With rising fuel bills from all suppliers and future predictions that fuel will become even more expensive in the near future, we all have to think more carefully about how we heat a home. Gas prices particularly have shot up in price and the average home is now paying a significant proportion of its monthly budget just to keep the central heating running.

As a result, many people are looking at ways to save. No one wants to go back to the days before central heating that some of us can still remember. The thought of getting out of bed on a freezing morning to find ice inside the windows is not pleasant but it was a reality for most people in the UK as recently as the 1960s.

Having the central heating on at a lower setting on the thermostat can make quite a big difference to quarterly bills but, for some people in some rooms of the house, this might not be enough to keep them comfortable. Working at home is a particular problem – home offices are usually in a back bedroom, a converted loft space or in a building not attached to the main house. All of these locations can be cold in winter and difficult to heat. There is not point having the central heating on at a high level throughout the house, just to keep one room warm enough to work.

Choosing the Right Heater

A good solution is to focus on keeping the central heating as background heating, putting in place as much insulation as possible to keep the heat in the house. Drawing curtains at night, for example, will help reduce heat loss through large windows. Then, for rooms that need extra heat, some sort of low-cost efficient heater is ideal.

The size of the room will dictate what type of heater you choose to some extent but you also need to consider other things. Having a low level halogen heater may not be ideal if you have small children or boisterous pets. A very small oil filled radiator won’t make much impact on a large, open converted loft space or a very cold conservatory.
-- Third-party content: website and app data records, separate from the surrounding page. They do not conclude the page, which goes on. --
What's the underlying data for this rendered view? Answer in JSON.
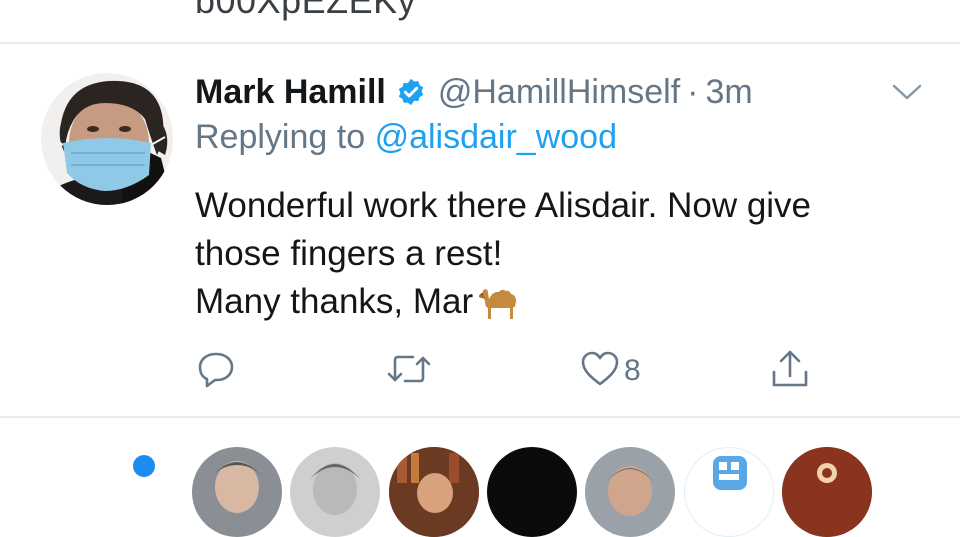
{
  "previous_tweet": {
    "text_tail": "b00XpEZEKy"
  },
  "tweet": {
    "author": {
      "name": "Mark Hamill",
      "handle": "@HamillHimself",
      "verified_icon": "verified-badge-icon",
      "avatar": "profile-photo"
    },
    "separator": "·",
    "time": "3m",
    "replying_to": {
      "prefix": "Replying to",
      "handle": "@alisdair_wood"
    },
    "text_lines": [
      "Wonderful work there Alisdair. Now give",
      "those fingers a rest!",
      "Many thanks, Mar"
    ],
    "inline_emoji": "camel-emoji",
    "actions": {
      "reply": {
        "icon": "reply-icon"
      },
      "retweet": {
        "icon": "retweet-icon"
      },
      "like": {
        "icon": "heart-icon",
        "count": "8"
      },
      "share": {
        "icon": "share-icon"
      }
    },
    "menu_icon": "chevron-down-icon"
  },
  "colors": {
    "accent": "#1da1f2",
    "secondary_text": "#657786",
    "primary_text": "#14171a",
    "divider": "#e6ecf0"
  }
}
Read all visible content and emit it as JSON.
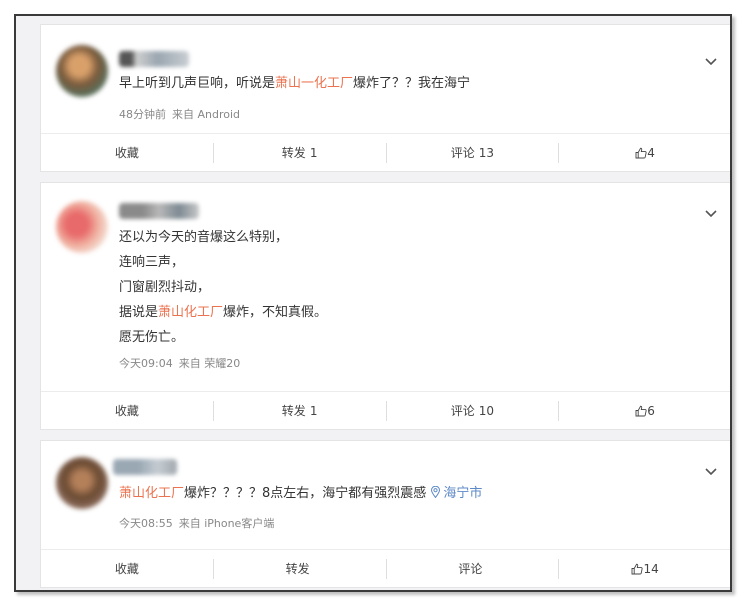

The cost of the heater is also important. You might want to pay a little bit more for a nice looking heater if you have to spend a lot of time with it, but buying something that is very expensive and looks great but that is not very good at heating the room is a waste of money.

What Does an Electric Heater Cost to Run?

Working out the potential running costs of an electric heater is actually quite easy. You pay for electricity by the kilowatt hour. This figure is usually mentioned on your electricity bills. There is usually a higher rate until a cut-off usage point. After you have used that amount of electricity, the cost drops. At the end of 2009, the average cost of electricity per kilowatt hour was around 20 pence.

It is easy to be misled by claims that manufacturers make in their advertising but remember that all electric heaters are 100% efficient. Just because they claim that, doesn’t mean they are any better than any other heater. Most electrical appliances are not 100% efficient because quite a lot of the electricity is converted to waste heat. But, in the case of a heater, generating heat is the point, so there is no waste.

The instructions, usually also the box, tells you how many kilowatts of heat the heater can deliver. A small, three bar halogen heater is usually 0.4 kilowatts per bar. So, if you ran a heater like this with all three bars for one hour, you would use 1.2 kilowatts of power – which would cost you 24 pence.

Daily, Weekly, Monthly and Annual Costs

Most teenagers might see this and think this was a very cheap deal but it is important to remember that these costs add up. If you use a 1000 watt heater for 6 hours every day – the heating cost per day is £1.20, and per week (assuming 5 days if it’s used in a home office) would be £6. That would be £24 per month or £72 per quarter.

To estimate how much you are saving on your central heating bills by setting the thermostat lower is more difficult. You really need to take weekly readings on your meters (gas or electricity) and try to do a comparison. It takes quite a bit of commitment but if you can save even £50 per quarter by running your heating systems more efficiently, that is a worthwhile goal.